[Data about app and page elements]
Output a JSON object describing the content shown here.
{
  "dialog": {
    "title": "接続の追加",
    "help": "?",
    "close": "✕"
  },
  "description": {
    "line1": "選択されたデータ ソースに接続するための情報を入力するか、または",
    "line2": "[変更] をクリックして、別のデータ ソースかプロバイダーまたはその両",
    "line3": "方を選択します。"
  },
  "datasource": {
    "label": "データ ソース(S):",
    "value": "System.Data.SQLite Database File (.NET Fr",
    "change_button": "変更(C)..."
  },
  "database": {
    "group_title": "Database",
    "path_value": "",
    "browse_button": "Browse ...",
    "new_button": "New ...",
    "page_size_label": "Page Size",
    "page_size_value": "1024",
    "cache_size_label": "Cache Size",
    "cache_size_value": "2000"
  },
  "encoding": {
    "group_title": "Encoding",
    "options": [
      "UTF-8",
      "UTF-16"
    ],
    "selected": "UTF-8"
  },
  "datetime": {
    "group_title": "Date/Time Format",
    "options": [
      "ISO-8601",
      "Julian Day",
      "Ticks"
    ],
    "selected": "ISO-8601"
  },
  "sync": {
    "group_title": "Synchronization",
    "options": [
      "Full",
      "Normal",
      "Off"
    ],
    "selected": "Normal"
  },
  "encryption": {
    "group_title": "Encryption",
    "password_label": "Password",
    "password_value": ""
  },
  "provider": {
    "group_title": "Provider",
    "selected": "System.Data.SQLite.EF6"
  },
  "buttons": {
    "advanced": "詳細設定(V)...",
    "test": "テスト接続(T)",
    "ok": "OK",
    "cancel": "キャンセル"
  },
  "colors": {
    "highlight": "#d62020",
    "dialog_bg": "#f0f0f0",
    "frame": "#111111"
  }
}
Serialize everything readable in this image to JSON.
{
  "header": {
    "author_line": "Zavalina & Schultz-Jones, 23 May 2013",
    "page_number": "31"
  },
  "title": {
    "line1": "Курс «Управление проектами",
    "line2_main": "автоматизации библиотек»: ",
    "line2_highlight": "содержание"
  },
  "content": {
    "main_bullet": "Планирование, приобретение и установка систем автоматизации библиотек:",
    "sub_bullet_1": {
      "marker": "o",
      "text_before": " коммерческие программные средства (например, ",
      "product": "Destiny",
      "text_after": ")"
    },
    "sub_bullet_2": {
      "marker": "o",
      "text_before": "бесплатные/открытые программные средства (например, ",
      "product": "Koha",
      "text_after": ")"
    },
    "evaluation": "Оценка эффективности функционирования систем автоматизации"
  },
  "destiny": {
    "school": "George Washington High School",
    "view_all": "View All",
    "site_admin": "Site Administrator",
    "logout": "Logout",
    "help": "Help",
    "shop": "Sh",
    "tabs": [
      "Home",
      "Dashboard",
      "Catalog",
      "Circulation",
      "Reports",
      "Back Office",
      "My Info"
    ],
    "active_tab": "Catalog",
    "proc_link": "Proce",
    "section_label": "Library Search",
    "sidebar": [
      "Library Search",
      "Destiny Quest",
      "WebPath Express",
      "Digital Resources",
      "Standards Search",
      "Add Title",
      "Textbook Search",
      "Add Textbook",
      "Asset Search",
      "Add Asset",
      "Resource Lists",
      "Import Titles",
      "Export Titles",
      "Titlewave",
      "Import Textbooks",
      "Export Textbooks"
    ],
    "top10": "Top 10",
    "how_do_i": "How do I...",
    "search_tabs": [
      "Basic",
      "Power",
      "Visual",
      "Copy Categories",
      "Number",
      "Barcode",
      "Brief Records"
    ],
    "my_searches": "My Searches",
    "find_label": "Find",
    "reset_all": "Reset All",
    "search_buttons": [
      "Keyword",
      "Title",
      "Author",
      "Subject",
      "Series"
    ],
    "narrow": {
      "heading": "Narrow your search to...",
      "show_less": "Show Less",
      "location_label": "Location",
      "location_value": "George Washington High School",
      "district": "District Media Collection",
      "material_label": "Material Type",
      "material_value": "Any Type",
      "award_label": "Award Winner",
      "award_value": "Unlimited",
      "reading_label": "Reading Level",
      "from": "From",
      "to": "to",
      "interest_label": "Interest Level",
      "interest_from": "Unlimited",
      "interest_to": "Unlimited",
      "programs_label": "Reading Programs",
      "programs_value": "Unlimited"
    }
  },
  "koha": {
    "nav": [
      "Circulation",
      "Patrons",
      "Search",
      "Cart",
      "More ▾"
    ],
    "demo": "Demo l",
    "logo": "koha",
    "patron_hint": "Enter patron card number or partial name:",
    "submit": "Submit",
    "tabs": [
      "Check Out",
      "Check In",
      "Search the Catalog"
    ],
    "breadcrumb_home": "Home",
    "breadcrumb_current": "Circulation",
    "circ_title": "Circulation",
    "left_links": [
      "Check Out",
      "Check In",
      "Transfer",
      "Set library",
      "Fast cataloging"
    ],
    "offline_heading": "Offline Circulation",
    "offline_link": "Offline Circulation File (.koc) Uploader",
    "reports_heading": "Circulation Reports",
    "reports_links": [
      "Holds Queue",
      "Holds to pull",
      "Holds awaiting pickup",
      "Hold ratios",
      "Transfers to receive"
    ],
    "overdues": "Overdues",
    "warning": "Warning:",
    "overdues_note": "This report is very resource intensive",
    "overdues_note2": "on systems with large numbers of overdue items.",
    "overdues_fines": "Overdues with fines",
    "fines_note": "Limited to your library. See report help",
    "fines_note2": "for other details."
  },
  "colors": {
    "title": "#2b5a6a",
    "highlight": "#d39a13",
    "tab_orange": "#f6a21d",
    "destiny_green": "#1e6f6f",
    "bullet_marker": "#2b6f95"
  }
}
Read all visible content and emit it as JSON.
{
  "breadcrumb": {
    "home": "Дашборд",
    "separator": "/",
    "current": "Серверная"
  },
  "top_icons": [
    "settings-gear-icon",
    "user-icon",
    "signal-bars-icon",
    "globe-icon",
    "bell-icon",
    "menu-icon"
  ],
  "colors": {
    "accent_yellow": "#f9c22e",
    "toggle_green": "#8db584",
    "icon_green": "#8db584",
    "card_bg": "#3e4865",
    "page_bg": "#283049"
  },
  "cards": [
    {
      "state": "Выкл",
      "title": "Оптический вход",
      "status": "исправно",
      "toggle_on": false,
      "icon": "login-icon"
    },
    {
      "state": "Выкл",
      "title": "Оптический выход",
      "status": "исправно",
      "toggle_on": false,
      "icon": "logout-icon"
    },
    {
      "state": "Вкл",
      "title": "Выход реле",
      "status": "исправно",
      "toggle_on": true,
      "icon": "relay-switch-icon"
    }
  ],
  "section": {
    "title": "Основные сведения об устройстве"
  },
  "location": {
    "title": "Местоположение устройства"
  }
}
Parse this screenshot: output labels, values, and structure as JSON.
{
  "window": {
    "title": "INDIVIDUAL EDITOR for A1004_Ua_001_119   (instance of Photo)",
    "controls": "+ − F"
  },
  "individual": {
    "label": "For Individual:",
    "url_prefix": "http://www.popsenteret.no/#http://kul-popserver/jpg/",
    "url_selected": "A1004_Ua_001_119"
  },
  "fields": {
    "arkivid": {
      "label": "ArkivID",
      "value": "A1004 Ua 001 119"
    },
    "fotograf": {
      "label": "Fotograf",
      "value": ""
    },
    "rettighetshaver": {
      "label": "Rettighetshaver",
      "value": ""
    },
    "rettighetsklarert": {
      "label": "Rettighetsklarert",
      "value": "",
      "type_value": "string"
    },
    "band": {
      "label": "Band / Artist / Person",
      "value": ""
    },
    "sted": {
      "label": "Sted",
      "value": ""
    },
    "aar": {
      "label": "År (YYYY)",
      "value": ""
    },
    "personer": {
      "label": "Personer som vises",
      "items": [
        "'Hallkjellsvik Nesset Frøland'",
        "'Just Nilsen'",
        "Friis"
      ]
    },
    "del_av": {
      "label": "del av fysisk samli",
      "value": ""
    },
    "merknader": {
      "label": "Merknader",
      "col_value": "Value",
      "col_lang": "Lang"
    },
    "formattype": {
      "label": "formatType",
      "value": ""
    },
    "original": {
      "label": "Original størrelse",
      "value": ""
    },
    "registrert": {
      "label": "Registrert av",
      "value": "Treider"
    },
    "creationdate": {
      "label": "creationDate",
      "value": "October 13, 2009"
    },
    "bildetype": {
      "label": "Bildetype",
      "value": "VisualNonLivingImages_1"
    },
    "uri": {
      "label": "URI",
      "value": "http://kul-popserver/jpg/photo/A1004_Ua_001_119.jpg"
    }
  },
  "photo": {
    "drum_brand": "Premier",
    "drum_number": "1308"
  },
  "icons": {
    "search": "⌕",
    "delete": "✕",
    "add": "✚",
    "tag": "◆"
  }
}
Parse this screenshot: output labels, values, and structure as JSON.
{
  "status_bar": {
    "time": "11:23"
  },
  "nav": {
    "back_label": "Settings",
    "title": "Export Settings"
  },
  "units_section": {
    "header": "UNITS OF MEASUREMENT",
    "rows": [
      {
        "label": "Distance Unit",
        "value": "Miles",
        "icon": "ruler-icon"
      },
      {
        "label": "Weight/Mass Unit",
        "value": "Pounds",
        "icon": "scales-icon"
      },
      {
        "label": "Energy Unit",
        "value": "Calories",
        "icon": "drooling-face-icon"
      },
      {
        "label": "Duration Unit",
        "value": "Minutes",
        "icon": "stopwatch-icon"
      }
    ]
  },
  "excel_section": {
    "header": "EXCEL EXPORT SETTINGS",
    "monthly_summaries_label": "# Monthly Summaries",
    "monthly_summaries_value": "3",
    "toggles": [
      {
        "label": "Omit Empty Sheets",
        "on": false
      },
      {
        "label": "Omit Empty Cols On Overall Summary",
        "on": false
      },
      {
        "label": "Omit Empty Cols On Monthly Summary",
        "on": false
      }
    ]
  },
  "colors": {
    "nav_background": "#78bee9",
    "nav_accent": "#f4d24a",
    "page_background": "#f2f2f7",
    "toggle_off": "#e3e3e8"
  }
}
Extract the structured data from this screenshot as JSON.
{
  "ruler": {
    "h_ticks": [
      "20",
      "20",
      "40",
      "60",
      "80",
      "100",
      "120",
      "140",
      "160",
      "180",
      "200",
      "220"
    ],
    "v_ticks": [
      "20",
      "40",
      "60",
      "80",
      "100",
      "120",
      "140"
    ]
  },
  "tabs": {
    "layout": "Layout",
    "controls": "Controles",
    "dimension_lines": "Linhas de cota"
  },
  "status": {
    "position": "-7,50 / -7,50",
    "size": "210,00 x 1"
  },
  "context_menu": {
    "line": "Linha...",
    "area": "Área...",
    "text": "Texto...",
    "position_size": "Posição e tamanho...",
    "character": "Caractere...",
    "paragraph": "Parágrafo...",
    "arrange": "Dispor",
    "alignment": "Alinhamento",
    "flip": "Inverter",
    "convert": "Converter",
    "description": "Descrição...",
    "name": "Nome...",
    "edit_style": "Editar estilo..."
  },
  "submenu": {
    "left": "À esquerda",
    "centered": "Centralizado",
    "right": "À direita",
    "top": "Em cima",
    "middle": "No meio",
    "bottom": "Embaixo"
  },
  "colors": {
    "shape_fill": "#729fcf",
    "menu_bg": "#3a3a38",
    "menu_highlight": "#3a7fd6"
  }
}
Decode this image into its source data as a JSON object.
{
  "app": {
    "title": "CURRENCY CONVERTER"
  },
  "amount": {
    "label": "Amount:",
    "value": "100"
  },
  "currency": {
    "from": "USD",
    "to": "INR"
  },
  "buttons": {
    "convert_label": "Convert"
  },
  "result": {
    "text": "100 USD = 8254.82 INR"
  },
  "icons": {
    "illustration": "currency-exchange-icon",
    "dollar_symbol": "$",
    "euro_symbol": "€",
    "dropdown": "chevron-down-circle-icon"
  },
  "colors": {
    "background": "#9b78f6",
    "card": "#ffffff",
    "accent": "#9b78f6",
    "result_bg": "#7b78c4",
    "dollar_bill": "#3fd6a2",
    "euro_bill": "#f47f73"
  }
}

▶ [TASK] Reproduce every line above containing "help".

▶ [TASK ANSWER]
    "help": "?",
    "help": "Help",
    "fines_note": "Limited to your library. See report help",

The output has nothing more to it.